Good Medicine From Dr. No
I pumped my fist and said, "Yes!" upon reading the July 28 front-page article "Senate's 'Dr. No' Spurs Showdown Over Spending." Sen. Tom Coburn exemplifies the common sense, discipline and fortitude that are so often lacking in our government today, as well as in many individuals.
A couple of years ago, I came across a description of the virtues of the word "no" that was included in the book "Mastering Monday" by John D. Beckett. I would encourage people to post this reminder in a prominent place:
" 'No' may be the most efficient time-saver in the English language.
"What it lacks in grace is more than offset by its brevity. You don't equivocate when you say 'no,' though you may risk offense. Used with discretion and appropriate garnishes, 'no' can save you hours of time.
" 'No' returns responsibility to its rightful owner. 'No' enables you to focus on your priorities. 'No' protects you from your own good heart.
"Do not scorn the pungent clarity of 'no.' It can be your ticket to success."
Just think of the health benefits of employing "no" when tempted to eat another doughnut or to waste time in front of the TV rather than exercise.
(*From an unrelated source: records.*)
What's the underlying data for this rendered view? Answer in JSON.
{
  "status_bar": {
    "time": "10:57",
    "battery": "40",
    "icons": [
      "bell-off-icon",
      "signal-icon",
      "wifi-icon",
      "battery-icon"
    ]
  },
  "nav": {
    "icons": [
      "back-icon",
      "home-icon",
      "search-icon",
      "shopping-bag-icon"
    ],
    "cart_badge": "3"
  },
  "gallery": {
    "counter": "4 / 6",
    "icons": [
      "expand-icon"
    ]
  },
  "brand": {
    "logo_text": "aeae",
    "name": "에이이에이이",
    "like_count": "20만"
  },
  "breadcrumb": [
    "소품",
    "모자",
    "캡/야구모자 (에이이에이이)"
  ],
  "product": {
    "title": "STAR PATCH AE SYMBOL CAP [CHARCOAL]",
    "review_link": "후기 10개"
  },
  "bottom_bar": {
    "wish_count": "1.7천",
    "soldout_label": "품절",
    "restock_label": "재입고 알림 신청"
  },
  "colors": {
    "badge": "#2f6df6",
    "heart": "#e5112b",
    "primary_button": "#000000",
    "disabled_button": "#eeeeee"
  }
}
Consider the financial rewards of saying 'no' to buying items that are not needed and are not in your budget; and the physical, mental and other benefits of saying 'no' to peer pressure, drugs, alcohol abuse, casual sex, etc. Stress is much reduced, and happiness increased, when we can tell ourselves and others "no" and mean it. Those "in the no" know.
KATHLEEN S. ROCHELLE